Oh dear, they’ve made a sequel to The Mask…complete with a CGI baby. I only found out about it as I was listening to a call-in movie show on the radio (the things you’ll do for entertainment when you’re sick), and someone called in to complain that Jim Carrey wasn’t going to be in this new Mask movie. (It’s starring Jamie Kennedy.)
Sadly, we haven’t seen much of the Mask in the medium in which he/it first appeared…the last Mask comic that I remember was the Joker/Mask series from ’00. The Mask comics were fairly entertaining, the best being the initial two mini-series (the original from ’91, and The Mask Returns from ’92). Also notable was an odd mini-series starring the Mask’s mute nemesis Walter, Mask/Marshal Law, and the Lobo/Mask mini gets a guilty laugh out of me on the one page where Lobo finally puts on the Mask.
I’m very sick today, and only posting to break the monotony of being flat on my back in bed, so all you get is some quick linkage to here, where pal Ian points out Marvel’s latest bad idea.
Many years ago, Eclipse Comics released a regular-sized issue of mini-comics mainstay The Amazing Cynicalman by Matt Feazell. In the text pages of this comic, Feazell made readers an offer (no longer good, I am guessing) to send a free mini-comic to anyone who sent in their own drawing of the title stick-figure character, along with an SASE.
Well, I took him up on that offer, sending in my illustration of “The Amazing Cynicalman in 3-D” (yes, in red and blue ink) along with my SASE. Some time later, I came back from my first day of college to find two envelopes from Mr. Feazell! As it turns out, the SASE I used was too small, so Feazell used another envelope to send me my mini-comic. The envelope I did send he filled with photocopies of sketchbook material and a personal letter (mostly just to explain why he had to send another envelope!). Well, that was very cool, I thought, and even though I had been a fan before, I was even more of a fan now…and even 16 years later(!), he’s still one of my favorites.
Anyway, I found out just recently that he has a new book out, and I placed an order for it late Sunday evening. Today, Friday, I have it in my hands. Now that’s some fast shipping, especially for Christmastime! And it’s even signed, with a Cynicalman pencil sketch.

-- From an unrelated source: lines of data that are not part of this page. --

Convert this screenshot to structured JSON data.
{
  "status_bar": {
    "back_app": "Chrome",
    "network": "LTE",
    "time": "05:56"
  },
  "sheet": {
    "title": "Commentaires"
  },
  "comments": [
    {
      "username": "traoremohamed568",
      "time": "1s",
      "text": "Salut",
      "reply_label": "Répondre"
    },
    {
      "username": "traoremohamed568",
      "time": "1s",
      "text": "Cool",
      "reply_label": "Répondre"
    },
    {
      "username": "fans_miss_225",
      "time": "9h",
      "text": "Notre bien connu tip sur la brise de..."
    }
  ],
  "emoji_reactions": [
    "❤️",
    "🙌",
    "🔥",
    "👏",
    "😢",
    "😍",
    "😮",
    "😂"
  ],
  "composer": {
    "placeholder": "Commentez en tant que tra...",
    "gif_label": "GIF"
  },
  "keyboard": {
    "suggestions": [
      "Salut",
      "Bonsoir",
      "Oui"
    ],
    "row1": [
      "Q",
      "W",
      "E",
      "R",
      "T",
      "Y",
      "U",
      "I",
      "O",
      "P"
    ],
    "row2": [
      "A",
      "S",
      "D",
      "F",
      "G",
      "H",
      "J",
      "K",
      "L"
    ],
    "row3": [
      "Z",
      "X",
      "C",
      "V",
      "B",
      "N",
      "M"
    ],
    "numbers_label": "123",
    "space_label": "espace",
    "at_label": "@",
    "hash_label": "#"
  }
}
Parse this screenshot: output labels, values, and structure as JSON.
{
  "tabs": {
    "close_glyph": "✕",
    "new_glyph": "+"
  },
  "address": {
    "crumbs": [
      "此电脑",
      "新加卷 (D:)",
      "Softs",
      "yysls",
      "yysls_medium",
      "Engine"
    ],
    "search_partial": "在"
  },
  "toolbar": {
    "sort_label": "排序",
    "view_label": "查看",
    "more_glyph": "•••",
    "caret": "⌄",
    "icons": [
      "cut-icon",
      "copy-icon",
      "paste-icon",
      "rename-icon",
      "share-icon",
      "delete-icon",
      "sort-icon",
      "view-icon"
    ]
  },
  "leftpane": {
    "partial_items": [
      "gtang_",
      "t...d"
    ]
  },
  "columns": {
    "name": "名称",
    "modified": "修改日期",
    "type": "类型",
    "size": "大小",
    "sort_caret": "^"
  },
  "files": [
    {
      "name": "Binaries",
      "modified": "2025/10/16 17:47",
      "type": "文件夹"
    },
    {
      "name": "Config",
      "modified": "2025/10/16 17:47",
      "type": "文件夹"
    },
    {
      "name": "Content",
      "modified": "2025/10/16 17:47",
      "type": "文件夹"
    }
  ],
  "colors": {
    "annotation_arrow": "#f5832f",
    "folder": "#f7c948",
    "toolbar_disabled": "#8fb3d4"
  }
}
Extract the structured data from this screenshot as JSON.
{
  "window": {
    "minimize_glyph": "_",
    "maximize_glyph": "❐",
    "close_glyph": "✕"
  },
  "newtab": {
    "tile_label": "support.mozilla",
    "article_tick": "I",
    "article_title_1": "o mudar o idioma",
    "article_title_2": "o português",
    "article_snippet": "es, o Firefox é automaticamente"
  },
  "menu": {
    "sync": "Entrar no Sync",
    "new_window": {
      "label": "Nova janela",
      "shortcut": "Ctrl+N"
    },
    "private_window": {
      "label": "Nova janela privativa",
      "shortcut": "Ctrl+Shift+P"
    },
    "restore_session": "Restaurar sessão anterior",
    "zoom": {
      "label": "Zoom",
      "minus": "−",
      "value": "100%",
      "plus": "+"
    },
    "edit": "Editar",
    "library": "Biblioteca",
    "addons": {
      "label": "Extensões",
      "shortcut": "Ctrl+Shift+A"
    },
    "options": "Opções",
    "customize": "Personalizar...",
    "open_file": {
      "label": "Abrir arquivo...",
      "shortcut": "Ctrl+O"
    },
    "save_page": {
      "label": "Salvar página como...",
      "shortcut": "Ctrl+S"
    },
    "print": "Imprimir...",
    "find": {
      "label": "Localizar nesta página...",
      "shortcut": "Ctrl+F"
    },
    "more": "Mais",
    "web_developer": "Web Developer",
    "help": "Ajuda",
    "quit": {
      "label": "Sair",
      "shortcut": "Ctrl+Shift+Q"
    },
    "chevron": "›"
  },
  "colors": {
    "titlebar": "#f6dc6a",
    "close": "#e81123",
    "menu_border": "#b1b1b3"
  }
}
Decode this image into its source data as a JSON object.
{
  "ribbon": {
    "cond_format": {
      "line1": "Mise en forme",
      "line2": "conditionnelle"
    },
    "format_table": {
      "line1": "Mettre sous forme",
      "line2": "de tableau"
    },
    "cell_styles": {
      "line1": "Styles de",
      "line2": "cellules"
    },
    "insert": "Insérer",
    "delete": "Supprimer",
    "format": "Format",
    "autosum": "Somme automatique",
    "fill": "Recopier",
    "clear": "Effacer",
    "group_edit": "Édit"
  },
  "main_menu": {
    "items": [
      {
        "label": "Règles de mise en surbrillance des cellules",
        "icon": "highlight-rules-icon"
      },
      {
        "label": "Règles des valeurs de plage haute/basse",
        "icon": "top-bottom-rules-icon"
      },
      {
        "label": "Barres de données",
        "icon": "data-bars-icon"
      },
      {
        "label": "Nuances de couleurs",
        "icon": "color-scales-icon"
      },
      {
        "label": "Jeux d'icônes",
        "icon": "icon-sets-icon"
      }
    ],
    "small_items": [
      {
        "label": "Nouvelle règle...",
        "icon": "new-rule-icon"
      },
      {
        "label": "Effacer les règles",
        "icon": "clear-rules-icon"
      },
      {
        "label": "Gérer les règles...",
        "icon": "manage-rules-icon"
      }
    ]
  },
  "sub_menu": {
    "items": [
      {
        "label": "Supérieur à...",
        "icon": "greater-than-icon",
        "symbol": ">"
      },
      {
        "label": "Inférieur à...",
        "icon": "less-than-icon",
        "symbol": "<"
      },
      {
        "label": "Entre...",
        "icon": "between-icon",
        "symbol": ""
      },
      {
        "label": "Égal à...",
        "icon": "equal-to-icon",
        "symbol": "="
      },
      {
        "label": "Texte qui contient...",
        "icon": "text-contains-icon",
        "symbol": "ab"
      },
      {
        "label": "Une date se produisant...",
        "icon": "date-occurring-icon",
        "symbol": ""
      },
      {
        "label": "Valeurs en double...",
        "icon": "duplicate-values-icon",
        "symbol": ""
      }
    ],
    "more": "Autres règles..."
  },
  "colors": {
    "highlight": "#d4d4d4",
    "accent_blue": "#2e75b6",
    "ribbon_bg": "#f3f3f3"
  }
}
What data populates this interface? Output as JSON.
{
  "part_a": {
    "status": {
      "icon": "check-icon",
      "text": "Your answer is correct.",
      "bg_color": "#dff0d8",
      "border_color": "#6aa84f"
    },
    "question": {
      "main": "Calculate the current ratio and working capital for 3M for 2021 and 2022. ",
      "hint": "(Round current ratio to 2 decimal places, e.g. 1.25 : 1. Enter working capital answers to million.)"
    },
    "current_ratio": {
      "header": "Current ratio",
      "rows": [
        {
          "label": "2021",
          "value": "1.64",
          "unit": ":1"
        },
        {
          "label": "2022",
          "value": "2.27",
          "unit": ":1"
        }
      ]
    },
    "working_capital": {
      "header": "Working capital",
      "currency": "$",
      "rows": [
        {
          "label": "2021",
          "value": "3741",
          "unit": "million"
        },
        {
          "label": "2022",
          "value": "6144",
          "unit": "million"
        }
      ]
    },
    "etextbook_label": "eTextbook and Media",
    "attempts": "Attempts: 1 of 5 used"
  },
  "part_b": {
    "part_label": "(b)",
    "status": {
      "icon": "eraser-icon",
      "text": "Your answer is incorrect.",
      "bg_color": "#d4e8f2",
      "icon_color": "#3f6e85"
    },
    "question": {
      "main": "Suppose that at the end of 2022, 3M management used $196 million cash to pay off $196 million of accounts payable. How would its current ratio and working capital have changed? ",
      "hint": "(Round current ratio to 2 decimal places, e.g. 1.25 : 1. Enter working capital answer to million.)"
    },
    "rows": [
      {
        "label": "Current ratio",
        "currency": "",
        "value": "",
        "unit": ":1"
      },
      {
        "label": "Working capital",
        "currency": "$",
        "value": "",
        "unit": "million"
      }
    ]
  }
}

He’s still a cool guy, and I recommend that everyone visit his website and buy his stuff.
Two true stories:
1. When I first joined AOL (way back in the dark ages) I almost used “cynicalman” as my username…good thing I didn’t, because Feazell is using it now!
2. The very first issue of Scott McCloud’s Zot! I bought was the mini-comic Zot! in Dimension 10 1/2 drawn by Feazell in the stick-man style. That got me to read the regular Zot! comics and become a McCloud fan…so I have Feazell to thank for that as well.
illustration by Mike Carlin
Don’t end your Hulk comic (that’s based on a video game) with a quote from Robert Louis Stevenson.
I mean, honestly:
No matter what you think of Cerebus, its 300-issue run is certainly an achievement…though creator Dave Sim encouraged some small amount of consternation with his attitudes on gender relations (among other things), it’s hard to ignore his commitment to telling the life of his lead character for the last quarter of a century. Sim gives his goodbyes to his life’s project here. (His regards to Jeff Smith did strike me as a little odd…wasn’t Dave challenging Jeff to a fight at one point?)
Former Swamp Thing artist and Taboo mastermind Steve Bissette moderates his own message board, and unlike most comic creator boards, it’s readable, enjoyable, and informative. Most of the discussion centers around Bissette’s passion for horror movies, but comics do get brought up once in a while as well.